-- What this task involves --
Using the listing below, copy every line that mentions "value".

-- Exercise data --
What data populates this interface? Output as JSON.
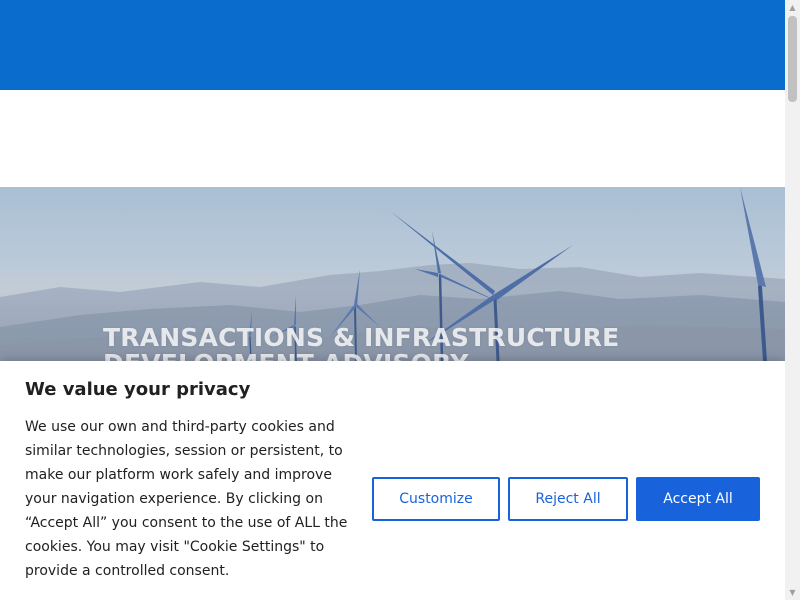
{
  "hero": {
    "title_line1": "TRANSACTIONS & INFRASTRUCTURE",
    "title_line2": "DEVELOPMENT ADVISORY"
  },
  "cookie_banner": {
    "title": "We value your privacy",
    "body": "We use our own and third-party cookies and similar technologies, session or persistent, to make our platform work safely and improve your navigation experience. By clicking on “Accept All” you consent to the use of ALL the cookies. You may visit \"Cookie Settings\" to provide a controlled consent.",
    "buttons": {
      "customize": "Customize",
      "reject": "Reject All",
      "accept": "Accept All"
    }
  },
  "colors": {
    "header_blue": "#0a6dce",
    "button_blue": "#1863dc"
  },
  "icons": {
    "scroll_up": "triangle-up",
    "scroll_down": "triangle-down"
  }
}
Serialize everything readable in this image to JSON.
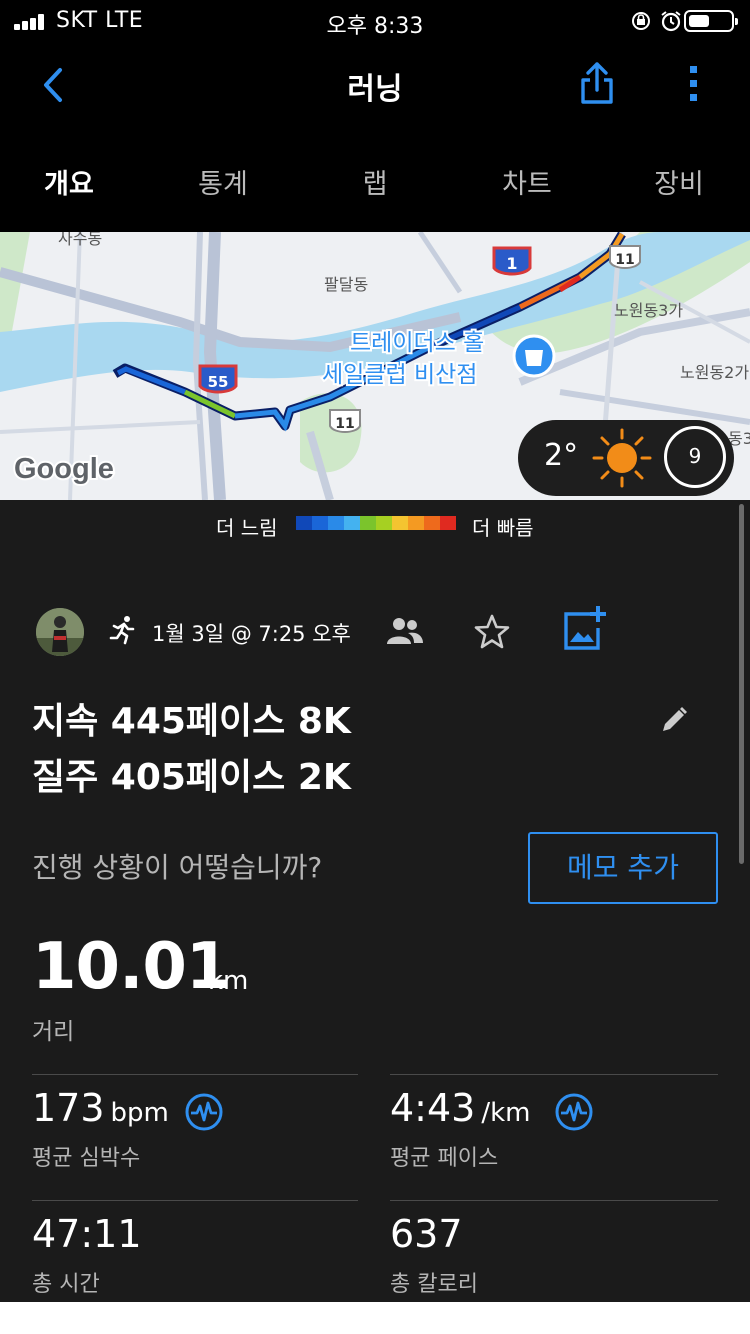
{
  "status_bar": {
    "carrier": "SKT   LTE",
    "time": "오후 8:33"
  },
  "header": {
    "title": "러닝"
  },
  "tabs": [
    {
      "label": "개요",
      "active": true
    },
    {
      "label": "통계",
      "active": false
    },
    {
      "label": "랩",
      "active": false
    },
    {
      "label": "차트",
      "active": false
    },
    {
      "label": "장비",
      "active": false
    }
  ],
  "map": {
    "provider_logo": "Google",
    "labels": {
      "district_1": "사수동",
      "district_2": "팔달동",
      "district_3": "노원동3가",
      "district_4": "노원동2가",
      "district_5": "동3",
      "poi_line1": "트레이더스 홀",
      "poi_line2": "세일클럽 비산점"
    },
    "shields": {
      "route_1": "1",
      "route_55": "55",
      "route_11_a": "11",
      "route_11_b": "11"
    },
    "weather": {
      "temperature": "2°",
      "wind": "9",
      "icon": "sun-icon"
    }
  },
  "legend": {
    "slow_label": "더 느림",
    "fast_label": "더 빠름",
    "colors": [
      "#1048b8",
      "#1a66d8",
      "#2a8ae8",
      "#44b2f0",
      "#7bc42c",
      "#a6d022",
      "#f4c430",
      "#f49a22",
      "#ee6a1c",
      "#e02a20"
    ]
  },
  "activity": {
    "type_icon": "running-icon",
    "date": "1월 3일 @ 7:25 오후",
    "title_line1": "지속 445페이스 8K",
    "title_line2": "질주 405페이스 2K",
    "prompt": "진행 상황이 어떻습니까?",
    "memo_button": "메모 추가"
  },
  "stats": {
    "distance": {
      "value": "10.01",
      "unit": "km",
      "label": "거리"
    },
    "heart_rate": {
      "value": "173",
      "unit": "bpm",
      "label": "평균 심박수"
    },
    "pace": {
      "value": "4:43",
      "unit": "/km",
      "label": "평균 페이스"
    },
    "time": {
      "value": "47:11",
      "label": "총 시간"
    },
    "calories": {
      "value": "637",
      "label": "총 칼로리"
    }
  },
  "colors": {
    "accent": "#2f8ff0",
    "background": "#1b1b1b",
    "header_bg": "#000000",
    "secondary_text": "#b5b5b5"
  }
}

-- Worked solution --
    "title": "We value your privacy",
      "value": "10.01",
      "value": "173",
      "value": "4:43",
      "value": "47:11",
      "value": "637",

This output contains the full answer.